* [Work task]:
Copy out each entry precisely; no image belongs in the result.
-=-=-
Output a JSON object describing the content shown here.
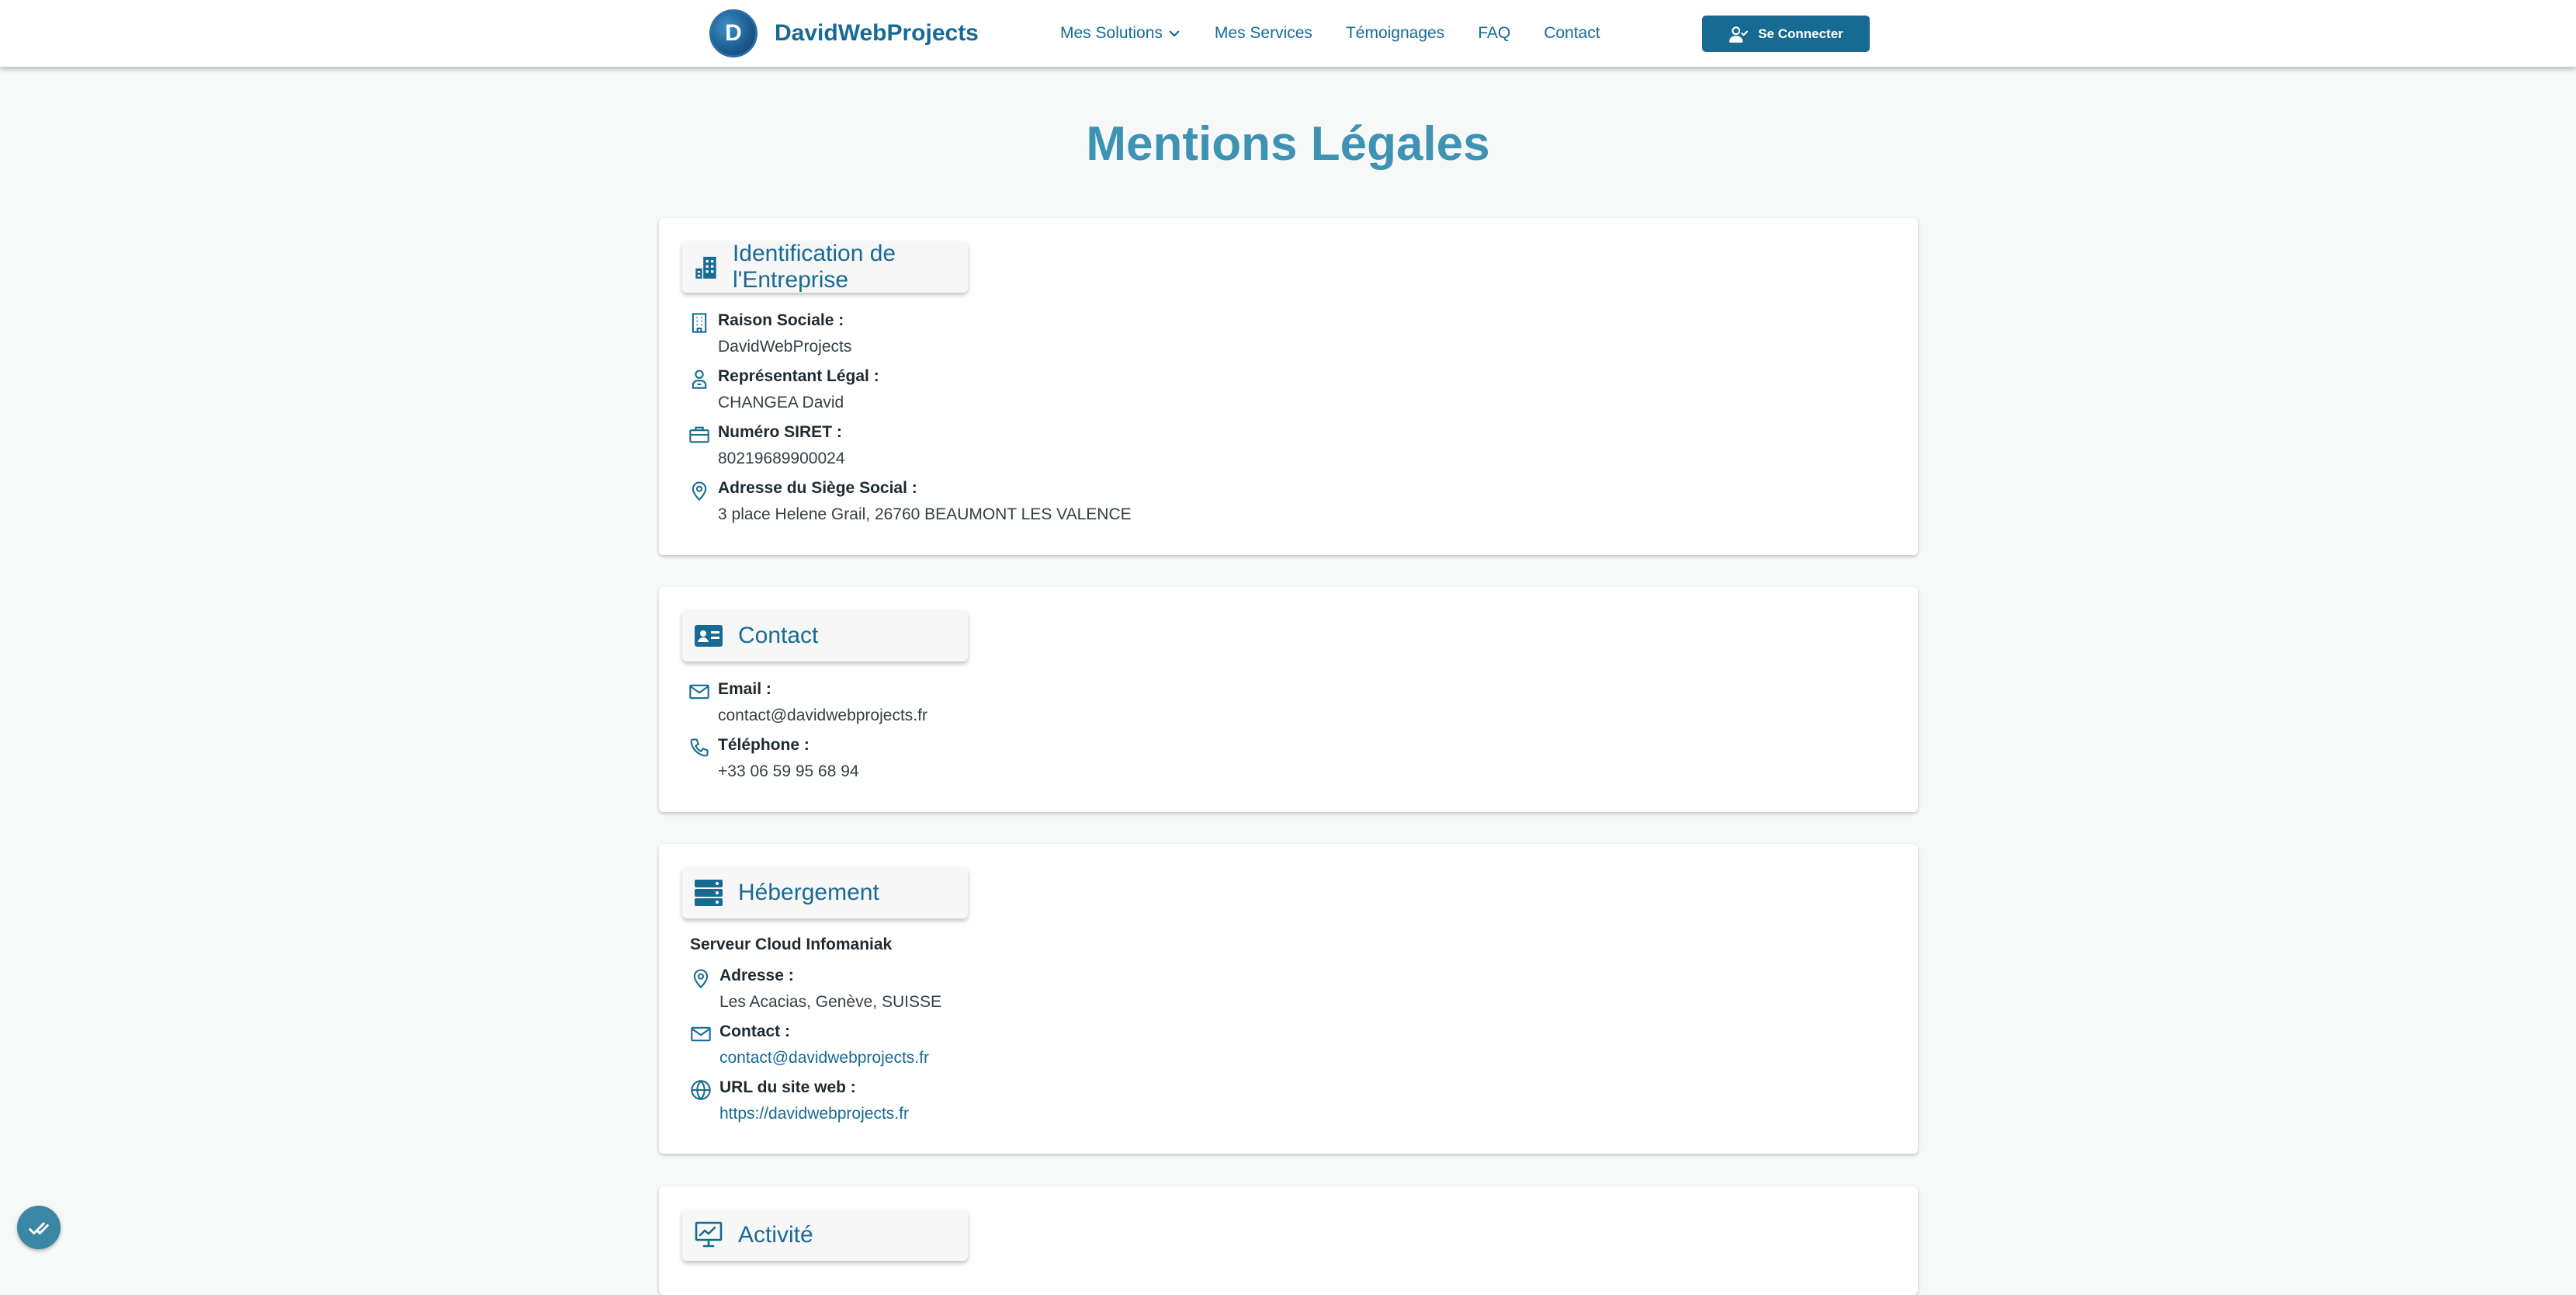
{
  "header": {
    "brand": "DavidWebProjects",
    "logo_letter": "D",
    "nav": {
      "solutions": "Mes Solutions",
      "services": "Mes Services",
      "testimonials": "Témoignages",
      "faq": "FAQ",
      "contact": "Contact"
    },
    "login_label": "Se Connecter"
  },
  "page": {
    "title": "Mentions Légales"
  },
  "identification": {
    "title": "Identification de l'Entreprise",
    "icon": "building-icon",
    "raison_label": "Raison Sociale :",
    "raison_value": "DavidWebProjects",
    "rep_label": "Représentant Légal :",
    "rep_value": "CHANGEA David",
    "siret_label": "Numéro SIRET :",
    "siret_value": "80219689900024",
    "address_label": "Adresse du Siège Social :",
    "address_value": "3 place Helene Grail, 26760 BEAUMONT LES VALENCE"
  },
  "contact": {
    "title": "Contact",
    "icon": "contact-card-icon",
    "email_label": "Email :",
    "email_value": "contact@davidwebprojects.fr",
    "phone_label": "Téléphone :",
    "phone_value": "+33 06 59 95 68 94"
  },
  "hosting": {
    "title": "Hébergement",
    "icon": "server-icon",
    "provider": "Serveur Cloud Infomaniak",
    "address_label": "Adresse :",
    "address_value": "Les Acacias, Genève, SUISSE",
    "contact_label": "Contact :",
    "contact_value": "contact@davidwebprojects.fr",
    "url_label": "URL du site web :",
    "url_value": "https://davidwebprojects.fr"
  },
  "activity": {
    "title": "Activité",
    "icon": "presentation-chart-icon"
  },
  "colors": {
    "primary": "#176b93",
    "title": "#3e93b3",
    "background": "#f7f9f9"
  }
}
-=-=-
* [Answer below]:
Output a JSON object describing the content shown here.
{
  "header": {
    "brand": "DavidWebProjects",
    "logo_letter": "D",
    "nav": {
      "solutions": "Mes Solutions",
      "services": "Mes Services",
      "testimonials": "Témoignages",
      "faq": "FAQ",
      "contact": "Contact"
    },
    "login_label": "Se Connecter"
  },
  "page": {
    "title": "Mentions Légales"
  },
  "identification": {
    "title": "Identification de l'Entreprise",
    "icon": "building-icon",
    "raison_label": "Raison Sociale :",
    "raison_value": "DavidWebProjects",
    "rep_label": "Représentant Légal :",
    "rep_value": "CHANGEA David",
    "siret_label": "Numéro SIRET :",
    "siret_value": "80219689900024",
    "address_label": "Adresse du Siège Social :",
    "address_value": "3 place Helene Grail, 26760 BEAUMONT LES VALENCE"
  },
  "contact": {
    "title": "Contact",
    "icon": "contact-card-icon",
    "email_label": "Email :",
    "email_value": "contact@davidwebprojects.fr",
    "phone_label": "Téléphone :",
    "phone_value": "+33 06 59 95 68 94"
  },
  "hosting": {
    "title": "Hébergement",
    "icon": "server-icon",
    "provider": "Serveur Cloud Infomaniak",
    "address_label": "Adresse :",
    "address_value": "Les Acacias, Genève, SUISSE",
    "contact_label": "Contact :",
    "contact_value": "contact@davidwebprojects.fr",
    "url_label": "URL du site web :",
    "url_value": "https://davidwebprojects.fr"
  },
  "activity": {
    "title": "Activité",
    "icon": "presentation-chart-icon"
  },
  "colors": {
    "primary": "#176b93",
    "title": "#3e93b3",
    "background": "#f7f9f9"
  }
}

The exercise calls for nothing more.